## [Instructions for the task]
Find how many lines in the entries below carry the word "this" and answer with only that figure.

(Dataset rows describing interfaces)
>>>>

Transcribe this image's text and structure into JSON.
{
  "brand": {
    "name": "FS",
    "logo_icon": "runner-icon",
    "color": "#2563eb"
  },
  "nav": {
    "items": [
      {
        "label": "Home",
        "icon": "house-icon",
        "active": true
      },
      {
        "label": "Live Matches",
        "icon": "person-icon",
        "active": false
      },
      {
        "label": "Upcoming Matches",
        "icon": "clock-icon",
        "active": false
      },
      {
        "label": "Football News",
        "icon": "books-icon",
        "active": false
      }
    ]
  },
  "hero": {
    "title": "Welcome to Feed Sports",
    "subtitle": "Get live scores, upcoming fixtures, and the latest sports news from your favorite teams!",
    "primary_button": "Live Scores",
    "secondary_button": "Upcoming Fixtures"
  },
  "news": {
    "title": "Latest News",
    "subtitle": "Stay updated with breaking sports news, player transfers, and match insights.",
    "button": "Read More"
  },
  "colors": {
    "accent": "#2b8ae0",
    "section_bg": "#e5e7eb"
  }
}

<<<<
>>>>

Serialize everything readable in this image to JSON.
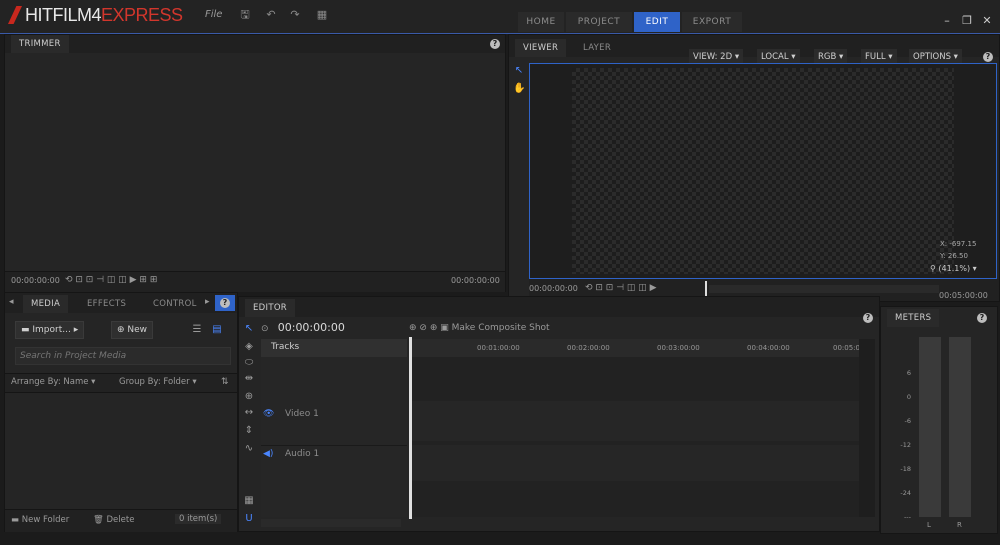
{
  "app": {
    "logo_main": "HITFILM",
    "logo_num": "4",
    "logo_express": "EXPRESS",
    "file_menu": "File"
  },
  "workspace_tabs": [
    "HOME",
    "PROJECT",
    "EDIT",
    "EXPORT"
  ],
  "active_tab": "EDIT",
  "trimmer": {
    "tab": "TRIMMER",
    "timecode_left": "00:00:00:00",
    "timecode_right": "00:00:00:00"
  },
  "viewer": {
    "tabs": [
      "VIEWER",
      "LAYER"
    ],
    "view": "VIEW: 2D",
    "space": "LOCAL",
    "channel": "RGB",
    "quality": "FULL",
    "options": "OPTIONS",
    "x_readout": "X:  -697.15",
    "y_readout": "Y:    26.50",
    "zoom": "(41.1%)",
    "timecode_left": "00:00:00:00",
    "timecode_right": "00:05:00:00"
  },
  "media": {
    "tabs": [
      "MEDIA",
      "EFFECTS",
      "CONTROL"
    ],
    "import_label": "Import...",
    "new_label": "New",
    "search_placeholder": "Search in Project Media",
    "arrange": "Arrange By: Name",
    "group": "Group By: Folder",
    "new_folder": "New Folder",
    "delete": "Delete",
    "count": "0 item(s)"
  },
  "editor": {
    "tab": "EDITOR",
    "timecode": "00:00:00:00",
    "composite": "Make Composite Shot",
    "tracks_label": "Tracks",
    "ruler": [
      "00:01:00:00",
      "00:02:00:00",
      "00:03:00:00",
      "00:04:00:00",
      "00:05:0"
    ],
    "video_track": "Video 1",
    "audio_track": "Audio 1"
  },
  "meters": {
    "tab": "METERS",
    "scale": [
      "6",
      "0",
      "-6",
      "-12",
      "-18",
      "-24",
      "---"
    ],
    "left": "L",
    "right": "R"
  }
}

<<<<
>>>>

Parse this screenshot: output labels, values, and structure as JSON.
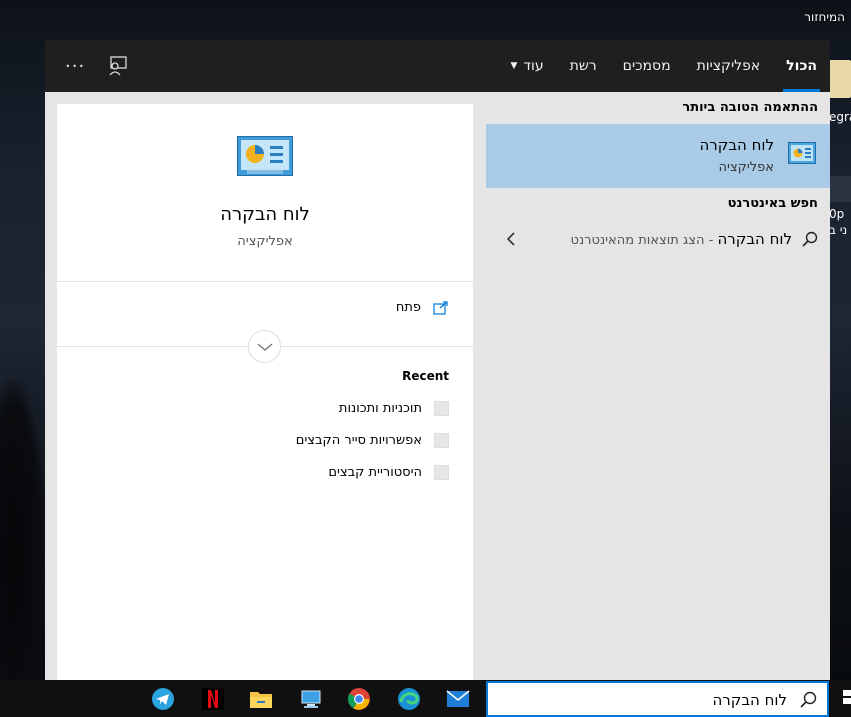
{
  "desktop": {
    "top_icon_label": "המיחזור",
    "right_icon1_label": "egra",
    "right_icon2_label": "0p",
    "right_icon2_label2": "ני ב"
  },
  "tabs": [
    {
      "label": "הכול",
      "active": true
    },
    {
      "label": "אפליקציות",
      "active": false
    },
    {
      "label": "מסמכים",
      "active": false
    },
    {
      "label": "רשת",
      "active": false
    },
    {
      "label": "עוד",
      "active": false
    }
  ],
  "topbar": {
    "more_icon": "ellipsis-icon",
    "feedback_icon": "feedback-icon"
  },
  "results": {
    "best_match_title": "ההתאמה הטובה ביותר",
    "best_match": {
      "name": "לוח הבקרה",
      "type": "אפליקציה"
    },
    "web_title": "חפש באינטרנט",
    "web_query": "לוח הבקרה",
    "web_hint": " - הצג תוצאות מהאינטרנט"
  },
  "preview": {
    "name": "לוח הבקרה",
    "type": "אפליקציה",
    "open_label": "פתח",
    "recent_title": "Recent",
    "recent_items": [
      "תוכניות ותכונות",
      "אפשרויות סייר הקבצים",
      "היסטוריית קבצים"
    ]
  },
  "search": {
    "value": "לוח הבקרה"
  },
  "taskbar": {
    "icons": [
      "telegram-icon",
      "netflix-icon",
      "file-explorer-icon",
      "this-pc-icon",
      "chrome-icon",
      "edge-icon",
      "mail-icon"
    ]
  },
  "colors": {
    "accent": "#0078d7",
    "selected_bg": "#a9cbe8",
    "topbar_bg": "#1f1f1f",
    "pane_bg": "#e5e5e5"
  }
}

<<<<

## [Written solution]
4